Since 2006, the European Patent Office has recognised “the creativity of inventors the world over, who use their technical, scientific and intellectual skills to contribute to technological progress, thereby driving and economic growth and improving people’s daily lives” at the annual European Inventor Awards. Sadly the 2020 European Inventor Awards were cancelled, just like Eurovision. As a result, the 15 inventors and inventor teams on the 2020 shortlist (along with us, loyal fans) have waited a whole year to find out who will emerge victorious.
In November last year, Joanne Pham discussed (here) the need to “close the loop” by moving to a circular economy where materials are reused or recycled; today’s waste becoming tomorrow’s products. Two of the inventors on the shortlist appear to be doing just that.
From Thin Air
German chemical engineering company Covestro Deutschland AG has developed a ground breaking system for using carbon dioxide to produce polyurethane, a ubiquitous plastic found in everything from seat cushions to surf boards. The inventors Christoph Gürtler, Walter Leitner, and their team have made huge strides to solve a problem that has stumped researchers since the 1960s. Namely, to produce useful plastic from waste carbon dioxide in a way which is commercially viable and scalable. The relevant patents EP3041883, EP3008100 describe the process which uses alkylene oxides and carbon dioxide in the presence of a specific cyanide catalyst to produce useful polyethercarbonate polyols, a precursor to polyurethane.
Their technique reduces the amount of fossil feedstock (oil) needed to produce a given amount of polyol by up to 20%, and further provides a use for waste carbon dioxide which would otherwise find its way into the atmosphere, warming the planet. In this case, the Covestro Deutschland AG pilot facility was positioned near an ammonia plant which provided a reliable supply of carbon dioxide. Other facilities across the EU will produce useful polyurethane precursors using carbon dioxide from steel mills.
While “closing the loop” typically seeks to avoid the need for new or “virgin” plastic, the reality is that some applications will continue to require new material. If this material can be made from an otherwise harmful greenhouse gas, this should be applauded. More information can be found here.
A Pelt of Fruit

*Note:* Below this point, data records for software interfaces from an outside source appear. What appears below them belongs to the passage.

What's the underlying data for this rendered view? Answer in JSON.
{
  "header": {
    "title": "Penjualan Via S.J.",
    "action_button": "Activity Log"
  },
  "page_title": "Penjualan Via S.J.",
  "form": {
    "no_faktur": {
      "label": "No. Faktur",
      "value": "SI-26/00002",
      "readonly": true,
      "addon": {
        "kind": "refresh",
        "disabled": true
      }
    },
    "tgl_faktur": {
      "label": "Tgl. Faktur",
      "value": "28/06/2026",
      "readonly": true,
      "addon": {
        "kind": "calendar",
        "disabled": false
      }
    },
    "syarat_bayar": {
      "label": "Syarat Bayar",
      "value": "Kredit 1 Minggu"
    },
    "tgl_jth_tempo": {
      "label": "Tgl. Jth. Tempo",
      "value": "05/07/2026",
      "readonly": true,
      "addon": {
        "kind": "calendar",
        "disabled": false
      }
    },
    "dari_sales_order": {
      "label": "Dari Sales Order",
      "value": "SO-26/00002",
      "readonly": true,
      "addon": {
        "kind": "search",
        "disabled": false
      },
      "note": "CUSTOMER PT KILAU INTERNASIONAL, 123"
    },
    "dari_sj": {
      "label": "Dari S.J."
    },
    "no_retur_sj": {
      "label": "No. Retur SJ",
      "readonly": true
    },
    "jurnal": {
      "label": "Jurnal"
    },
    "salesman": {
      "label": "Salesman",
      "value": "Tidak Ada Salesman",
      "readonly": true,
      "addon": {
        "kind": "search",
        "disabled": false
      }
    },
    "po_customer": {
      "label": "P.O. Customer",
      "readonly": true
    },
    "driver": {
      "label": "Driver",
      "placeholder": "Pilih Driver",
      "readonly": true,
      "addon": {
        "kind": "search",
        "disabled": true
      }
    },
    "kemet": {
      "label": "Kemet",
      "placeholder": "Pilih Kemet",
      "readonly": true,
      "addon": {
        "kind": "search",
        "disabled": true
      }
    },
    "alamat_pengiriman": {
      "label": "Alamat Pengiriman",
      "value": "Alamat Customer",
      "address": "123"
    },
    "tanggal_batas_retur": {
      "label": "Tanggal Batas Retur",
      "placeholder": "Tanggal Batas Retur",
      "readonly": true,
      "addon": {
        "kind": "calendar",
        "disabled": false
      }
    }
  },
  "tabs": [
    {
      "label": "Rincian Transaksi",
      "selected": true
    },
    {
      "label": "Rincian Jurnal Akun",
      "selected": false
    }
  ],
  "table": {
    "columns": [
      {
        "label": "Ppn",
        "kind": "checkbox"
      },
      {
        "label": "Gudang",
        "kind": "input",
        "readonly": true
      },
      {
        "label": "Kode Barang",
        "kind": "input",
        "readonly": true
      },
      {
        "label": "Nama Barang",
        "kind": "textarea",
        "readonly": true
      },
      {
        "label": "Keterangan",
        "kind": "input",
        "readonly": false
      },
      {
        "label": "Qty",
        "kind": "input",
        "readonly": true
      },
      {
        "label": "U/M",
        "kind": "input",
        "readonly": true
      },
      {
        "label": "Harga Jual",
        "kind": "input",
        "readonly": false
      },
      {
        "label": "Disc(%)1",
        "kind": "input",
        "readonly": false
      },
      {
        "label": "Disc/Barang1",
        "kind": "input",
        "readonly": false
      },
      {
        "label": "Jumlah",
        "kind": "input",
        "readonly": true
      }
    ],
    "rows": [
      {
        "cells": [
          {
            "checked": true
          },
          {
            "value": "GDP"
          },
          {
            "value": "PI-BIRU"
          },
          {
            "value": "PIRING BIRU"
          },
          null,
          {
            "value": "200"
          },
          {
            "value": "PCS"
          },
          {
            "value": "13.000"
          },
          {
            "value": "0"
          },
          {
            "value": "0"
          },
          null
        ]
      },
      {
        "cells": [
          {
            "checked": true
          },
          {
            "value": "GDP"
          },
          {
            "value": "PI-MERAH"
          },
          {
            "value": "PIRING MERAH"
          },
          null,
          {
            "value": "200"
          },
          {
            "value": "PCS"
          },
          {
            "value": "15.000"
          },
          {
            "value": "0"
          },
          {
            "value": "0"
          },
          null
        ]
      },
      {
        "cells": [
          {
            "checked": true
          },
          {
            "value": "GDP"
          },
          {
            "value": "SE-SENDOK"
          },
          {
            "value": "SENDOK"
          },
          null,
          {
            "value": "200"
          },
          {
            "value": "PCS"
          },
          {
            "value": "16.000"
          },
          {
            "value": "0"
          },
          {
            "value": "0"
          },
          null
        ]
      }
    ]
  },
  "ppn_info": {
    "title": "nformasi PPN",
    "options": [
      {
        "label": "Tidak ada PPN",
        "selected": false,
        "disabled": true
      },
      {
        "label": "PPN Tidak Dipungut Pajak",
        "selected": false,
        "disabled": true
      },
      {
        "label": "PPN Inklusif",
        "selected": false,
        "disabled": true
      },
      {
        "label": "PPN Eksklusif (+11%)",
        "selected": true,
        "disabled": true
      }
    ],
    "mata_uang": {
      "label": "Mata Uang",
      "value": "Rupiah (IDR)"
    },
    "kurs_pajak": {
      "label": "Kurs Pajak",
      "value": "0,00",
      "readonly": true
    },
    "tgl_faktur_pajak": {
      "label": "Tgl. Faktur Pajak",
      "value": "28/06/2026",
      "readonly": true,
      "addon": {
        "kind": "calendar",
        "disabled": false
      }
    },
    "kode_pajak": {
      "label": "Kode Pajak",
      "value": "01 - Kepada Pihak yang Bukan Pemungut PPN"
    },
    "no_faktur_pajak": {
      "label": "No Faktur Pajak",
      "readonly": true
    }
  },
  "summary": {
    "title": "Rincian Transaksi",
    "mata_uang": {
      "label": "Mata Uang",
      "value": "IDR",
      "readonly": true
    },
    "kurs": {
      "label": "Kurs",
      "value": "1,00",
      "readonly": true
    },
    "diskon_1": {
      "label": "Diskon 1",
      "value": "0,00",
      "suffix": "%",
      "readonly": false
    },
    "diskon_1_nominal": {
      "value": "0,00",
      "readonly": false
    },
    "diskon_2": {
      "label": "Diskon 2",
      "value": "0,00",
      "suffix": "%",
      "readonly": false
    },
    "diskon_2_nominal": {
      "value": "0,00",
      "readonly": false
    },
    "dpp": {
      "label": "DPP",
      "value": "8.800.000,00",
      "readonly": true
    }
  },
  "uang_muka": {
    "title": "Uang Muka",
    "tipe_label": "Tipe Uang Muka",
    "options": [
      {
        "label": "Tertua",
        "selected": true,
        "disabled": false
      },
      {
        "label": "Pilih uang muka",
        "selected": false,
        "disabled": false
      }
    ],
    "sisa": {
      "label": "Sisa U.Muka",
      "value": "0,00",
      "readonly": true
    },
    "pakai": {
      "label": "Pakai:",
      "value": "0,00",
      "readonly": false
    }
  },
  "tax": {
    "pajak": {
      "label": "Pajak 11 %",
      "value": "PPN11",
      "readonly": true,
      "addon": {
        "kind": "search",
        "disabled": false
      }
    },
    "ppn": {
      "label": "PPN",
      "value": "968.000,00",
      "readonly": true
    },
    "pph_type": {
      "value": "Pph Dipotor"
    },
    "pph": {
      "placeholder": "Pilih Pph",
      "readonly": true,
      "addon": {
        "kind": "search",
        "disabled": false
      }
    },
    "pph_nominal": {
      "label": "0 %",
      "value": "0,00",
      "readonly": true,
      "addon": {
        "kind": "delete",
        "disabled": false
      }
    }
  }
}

Across the continent, Spanish entrepreneur Dr Carmen Hijosa and her company Ananas Anam have developed a versatile material that takes aim at the leather industry. If you paid attention in Spanish class, you may have worked out that Dr Hijosa’s new material is derived from pineapples, specifically pineapple leaves which are a by-product of the pineapple harvest.
Dr Hijosa recognised the high environmental cost of traditional leather goods. The damage comes not just from the rearing of livestock, but also from the chemical intensive tanning processes. Dr Hijosa’s process involves drying the pineapple leaves in the sun and purifying the fibres to leave a “fluff-like” material. The pineapple leaf fibres are then mixed with polylactic acid and are mechanically formed into a non-woven mesh material which is then finished depending on the application.
By using pineapple fibres, not only are the environmental costs of leather production avoided, but it provides an additional revenue source for pineapple farmers, and provides a use for pineapple leaves which would otherwise be burnt releasing yet more greenhouse gas. This joined-up thinking characterises many innovators involved in the circular economy, and it is at the heart of Dr Hijosa’s work.
Dr Hijosa’s invention is not just a diverting curiosity, it is big business. The material, Piñatex®, has already found application in almost 3000 fashion, accessory & furnishing brands including Hugo Boss, H&M, Hilton Hotels, and Paul Smith. Your next shoes could very well be made from pineapples. More information can be found here.
Gürtler, Leitner, and Dr Hijosa are at the crest of a growing wave of innovation to make the circular economy a reality. A brief look at European patent publications in two key CPC classes reveals a steady rise in filings in technology areas associated with recovering and reusing waste material. The CPC classes this attorney considered are:
B29B17/00 – “Recovery of plastics or other constituents of waste material containing plastics”
C08J11 – “Recovery or working-up of waste materials”
There is a clear and growing interest in technology fields which seek to recover usable material from waste, to close the loop. It appears that the inventors and entrepreneurs of the future will be up against increasingly stiff competition if they want to win a European Inventor Award themselves.
As for this year’s European Innovator Awards, the award ceremony will be held in an “extended reality format” on 17 June 2021; anyone can attend. Details can be found here where you can also vote for the winner of the Popular Prize Award, just like Eurovision.
This article is for general information only. Its content is not a statement of the law on any subject and does not constitute advice. Please contact Reddie & Grose LLP for advice before taking any action in reliance on it